The property of piezoelectricity is dictated by both the atoms in the crystal and the particular way in which that crystal was formed. Some of the first substances that were used to demonstrate piezoelectricity are topaz, quartz, tourmaline, and cane sugar. Today, we know of many crystals which are piezoelectric, some of which can even be found in human bone. Certain ceramics and polymers have exhibited the effect as well.
A piezoelectric crystal consists of multiple interlocking domains which have positive and negative charges. These domains are symmetrical within the crystal, causing the crystal as a whole to be electrically neutral. When stress is put on the crystal, the symmetry is slightly broken, generating voltage. Even a tiny bit of piezoelectric crystal can generate voltages in the thousands.
Piezoelectricity is used in sensors, actuators, motors, clocks, lighters, and transducers. A quartz clock uses piezoelectricity, as does any cigarette lighter without a flint. Medical ultrasound devices create high-frequency acoustic vibrations using piezoelectric crystals. Piezoelectricity is used in some engines to create the spark which ignites the gas. Loudspeakers use piezoelectricity to convert incoming electricity to sound. Piezoelectric crystals are used in many high-performance devices to apply tiny mechanical displacements on the scale of nanometers.
Even though a piezoelectric crystal never deforms by more than a few nanometers when a current is run through it, the force behind this deformation is extremely high, on the order of meganewtons.

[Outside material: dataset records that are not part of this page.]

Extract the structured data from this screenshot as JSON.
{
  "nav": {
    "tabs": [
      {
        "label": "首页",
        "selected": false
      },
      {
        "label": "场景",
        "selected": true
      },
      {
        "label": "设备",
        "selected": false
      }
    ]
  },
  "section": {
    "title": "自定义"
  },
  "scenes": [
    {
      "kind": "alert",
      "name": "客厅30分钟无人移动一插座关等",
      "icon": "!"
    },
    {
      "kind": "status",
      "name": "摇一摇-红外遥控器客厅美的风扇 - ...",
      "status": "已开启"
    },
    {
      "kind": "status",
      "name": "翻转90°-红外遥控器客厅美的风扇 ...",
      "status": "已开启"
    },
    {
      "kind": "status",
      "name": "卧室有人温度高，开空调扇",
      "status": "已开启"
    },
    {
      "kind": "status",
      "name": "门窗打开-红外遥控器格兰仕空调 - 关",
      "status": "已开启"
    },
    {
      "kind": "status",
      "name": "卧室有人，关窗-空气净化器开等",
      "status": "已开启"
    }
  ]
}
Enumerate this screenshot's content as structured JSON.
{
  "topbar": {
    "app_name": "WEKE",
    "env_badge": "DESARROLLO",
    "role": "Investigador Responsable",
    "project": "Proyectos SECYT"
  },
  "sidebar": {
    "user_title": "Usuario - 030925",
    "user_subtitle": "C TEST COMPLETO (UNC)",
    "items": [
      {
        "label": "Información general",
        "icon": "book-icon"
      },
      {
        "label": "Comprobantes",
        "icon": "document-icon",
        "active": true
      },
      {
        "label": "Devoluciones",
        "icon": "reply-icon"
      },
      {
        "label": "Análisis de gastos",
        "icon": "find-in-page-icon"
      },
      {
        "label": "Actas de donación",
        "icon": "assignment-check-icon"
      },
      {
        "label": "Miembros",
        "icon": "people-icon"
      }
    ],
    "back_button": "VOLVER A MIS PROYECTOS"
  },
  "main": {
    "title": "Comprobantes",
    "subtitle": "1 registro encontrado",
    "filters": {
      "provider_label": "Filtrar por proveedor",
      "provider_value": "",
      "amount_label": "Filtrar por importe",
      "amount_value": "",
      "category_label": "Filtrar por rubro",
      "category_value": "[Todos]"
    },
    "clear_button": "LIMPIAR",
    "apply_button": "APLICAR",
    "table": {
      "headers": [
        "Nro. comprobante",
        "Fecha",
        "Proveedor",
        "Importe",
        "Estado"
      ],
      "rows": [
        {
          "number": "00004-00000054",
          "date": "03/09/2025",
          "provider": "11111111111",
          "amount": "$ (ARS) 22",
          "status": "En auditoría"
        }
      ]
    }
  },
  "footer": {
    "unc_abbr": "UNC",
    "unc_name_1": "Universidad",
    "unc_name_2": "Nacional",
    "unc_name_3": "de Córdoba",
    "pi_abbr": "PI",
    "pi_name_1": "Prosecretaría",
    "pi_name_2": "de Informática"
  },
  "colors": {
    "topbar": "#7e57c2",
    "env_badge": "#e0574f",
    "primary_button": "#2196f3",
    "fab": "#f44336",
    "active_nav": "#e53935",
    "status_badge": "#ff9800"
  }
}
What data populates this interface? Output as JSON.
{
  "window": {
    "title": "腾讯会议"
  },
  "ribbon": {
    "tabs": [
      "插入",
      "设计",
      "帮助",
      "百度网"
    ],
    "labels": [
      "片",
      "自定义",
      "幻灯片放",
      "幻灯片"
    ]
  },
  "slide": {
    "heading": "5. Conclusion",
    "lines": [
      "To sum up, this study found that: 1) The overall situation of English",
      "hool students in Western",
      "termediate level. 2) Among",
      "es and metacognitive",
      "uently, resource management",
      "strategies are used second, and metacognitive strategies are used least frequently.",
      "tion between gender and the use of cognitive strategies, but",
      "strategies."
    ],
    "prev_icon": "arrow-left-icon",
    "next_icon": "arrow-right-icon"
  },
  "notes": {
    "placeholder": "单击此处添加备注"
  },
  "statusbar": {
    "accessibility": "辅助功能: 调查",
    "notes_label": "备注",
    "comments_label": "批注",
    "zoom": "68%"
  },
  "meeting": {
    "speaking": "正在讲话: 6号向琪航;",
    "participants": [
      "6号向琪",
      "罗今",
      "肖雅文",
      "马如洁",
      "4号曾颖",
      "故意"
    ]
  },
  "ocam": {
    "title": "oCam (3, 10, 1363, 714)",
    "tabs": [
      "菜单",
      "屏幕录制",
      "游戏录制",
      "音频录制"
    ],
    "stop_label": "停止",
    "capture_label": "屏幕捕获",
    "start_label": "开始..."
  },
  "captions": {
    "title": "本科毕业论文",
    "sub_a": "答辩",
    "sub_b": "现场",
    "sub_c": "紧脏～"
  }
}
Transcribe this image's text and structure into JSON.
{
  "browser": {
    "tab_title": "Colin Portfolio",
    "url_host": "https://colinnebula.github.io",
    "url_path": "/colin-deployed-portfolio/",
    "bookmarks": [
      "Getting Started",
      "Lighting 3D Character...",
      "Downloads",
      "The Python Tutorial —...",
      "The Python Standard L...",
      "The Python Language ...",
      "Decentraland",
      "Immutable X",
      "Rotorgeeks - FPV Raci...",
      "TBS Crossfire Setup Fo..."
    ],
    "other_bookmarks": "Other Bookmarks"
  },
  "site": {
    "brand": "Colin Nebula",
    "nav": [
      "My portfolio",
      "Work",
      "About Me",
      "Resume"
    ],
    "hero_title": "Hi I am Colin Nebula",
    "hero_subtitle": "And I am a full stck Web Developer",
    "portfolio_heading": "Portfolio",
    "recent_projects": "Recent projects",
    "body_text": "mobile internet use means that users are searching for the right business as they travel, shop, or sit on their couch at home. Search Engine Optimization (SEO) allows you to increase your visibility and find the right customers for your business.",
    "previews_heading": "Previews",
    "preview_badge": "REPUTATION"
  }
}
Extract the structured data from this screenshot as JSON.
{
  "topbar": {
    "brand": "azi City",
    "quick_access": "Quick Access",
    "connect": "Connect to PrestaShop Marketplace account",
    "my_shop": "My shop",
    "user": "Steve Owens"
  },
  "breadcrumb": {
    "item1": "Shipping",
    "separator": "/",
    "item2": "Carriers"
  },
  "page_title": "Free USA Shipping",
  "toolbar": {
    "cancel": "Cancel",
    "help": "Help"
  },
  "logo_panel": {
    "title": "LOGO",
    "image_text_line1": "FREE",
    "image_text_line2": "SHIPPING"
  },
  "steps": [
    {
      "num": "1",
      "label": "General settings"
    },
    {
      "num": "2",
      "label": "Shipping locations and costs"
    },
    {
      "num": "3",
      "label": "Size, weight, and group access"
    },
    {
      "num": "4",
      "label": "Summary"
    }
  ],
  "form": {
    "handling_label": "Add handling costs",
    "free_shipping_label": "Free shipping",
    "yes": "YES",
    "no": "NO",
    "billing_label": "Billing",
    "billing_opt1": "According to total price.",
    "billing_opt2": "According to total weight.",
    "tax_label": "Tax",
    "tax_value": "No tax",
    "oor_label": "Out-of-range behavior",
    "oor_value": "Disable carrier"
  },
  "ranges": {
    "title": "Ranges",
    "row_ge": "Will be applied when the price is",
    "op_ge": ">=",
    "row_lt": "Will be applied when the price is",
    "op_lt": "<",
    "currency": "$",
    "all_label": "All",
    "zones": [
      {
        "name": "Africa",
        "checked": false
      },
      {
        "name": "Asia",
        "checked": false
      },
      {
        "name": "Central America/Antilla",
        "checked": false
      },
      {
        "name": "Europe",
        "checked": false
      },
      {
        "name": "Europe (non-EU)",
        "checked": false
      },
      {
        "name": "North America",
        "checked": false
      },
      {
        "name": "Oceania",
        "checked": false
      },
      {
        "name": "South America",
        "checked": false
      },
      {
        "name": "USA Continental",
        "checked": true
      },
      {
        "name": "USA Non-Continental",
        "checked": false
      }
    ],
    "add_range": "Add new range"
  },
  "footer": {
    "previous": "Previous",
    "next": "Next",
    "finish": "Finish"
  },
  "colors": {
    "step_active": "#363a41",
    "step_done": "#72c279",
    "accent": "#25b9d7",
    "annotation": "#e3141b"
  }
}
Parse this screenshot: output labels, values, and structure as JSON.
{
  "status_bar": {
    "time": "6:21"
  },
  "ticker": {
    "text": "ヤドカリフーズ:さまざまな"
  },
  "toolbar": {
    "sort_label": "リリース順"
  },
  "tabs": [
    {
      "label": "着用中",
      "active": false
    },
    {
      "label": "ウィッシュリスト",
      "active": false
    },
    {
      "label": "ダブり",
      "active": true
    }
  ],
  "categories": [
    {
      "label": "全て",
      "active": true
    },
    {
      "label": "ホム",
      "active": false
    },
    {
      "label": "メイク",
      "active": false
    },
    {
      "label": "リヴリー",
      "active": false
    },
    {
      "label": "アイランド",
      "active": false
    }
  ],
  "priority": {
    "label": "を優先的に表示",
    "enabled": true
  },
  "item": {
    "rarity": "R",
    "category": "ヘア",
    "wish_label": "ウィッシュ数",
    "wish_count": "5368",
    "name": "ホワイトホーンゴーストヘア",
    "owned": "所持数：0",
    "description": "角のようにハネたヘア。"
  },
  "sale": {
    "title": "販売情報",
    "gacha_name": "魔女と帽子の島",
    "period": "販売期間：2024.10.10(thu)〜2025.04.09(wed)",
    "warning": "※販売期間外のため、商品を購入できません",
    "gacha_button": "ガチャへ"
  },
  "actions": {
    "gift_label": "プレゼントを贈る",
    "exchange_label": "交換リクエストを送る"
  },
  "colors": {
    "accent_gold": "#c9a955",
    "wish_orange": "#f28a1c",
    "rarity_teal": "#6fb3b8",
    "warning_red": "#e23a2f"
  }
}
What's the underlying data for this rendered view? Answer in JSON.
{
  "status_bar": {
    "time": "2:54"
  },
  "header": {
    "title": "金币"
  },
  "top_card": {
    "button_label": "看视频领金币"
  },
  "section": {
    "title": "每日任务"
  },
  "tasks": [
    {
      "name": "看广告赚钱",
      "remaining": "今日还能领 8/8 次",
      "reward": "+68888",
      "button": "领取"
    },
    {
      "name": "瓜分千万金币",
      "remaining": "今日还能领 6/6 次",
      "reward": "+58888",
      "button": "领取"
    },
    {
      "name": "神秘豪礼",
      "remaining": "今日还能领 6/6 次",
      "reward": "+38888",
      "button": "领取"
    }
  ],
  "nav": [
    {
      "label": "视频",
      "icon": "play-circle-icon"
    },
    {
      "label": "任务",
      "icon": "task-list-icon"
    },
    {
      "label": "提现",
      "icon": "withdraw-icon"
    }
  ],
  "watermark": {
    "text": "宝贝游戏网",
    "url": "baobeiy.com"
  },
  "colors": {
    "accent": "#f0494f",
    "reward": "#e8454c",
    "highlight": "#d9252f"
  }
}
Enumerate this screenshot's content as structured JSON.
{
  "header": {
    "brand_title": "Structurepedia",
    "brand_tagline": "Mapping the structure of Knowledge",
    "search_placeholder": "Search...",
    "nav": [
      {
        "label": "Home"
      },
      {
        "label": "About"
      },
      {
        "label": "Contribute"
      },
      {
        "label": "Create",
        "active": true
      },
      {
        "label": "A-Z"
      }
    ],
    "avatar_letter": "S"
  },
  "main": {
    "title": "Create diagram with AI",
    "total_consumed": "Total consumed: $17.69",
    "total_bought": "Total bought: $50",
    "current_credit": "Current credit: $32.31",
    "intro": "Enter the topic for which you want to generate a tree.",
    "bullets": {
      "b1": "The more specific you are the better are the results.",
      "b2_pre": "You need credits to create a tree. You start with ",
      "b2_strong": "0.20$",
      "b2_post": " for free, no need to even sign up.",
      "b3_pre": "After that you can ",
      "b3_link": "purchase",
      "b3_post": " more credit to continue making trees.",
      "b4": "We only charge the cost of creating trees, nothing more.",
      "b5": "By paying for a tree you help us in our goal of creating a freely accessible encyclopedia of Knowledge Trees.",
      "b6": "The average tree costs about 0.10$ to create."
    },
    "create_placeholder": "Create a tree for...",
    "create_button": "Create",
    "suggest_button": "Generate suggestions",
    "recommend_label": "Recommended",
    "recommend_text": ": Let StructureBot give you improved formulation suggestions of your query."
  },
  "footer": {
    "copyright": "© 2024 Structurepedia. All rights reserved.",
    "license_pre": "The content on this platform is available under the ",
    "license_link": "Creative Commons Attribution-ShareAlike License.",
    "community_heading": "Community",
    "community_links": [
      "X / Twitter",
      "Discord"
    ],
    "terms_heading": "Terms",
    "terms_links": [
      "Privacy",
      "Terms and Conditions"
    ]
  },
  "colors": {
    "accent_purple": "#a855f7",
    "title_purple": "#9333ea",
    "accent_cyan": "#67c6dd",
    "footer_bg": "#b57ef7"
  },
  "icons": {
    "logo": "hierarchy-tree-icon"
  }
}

This deformational power is used in mechanics experiments and for aligning optical elements many times heavier than the piezoelectric crystal itself.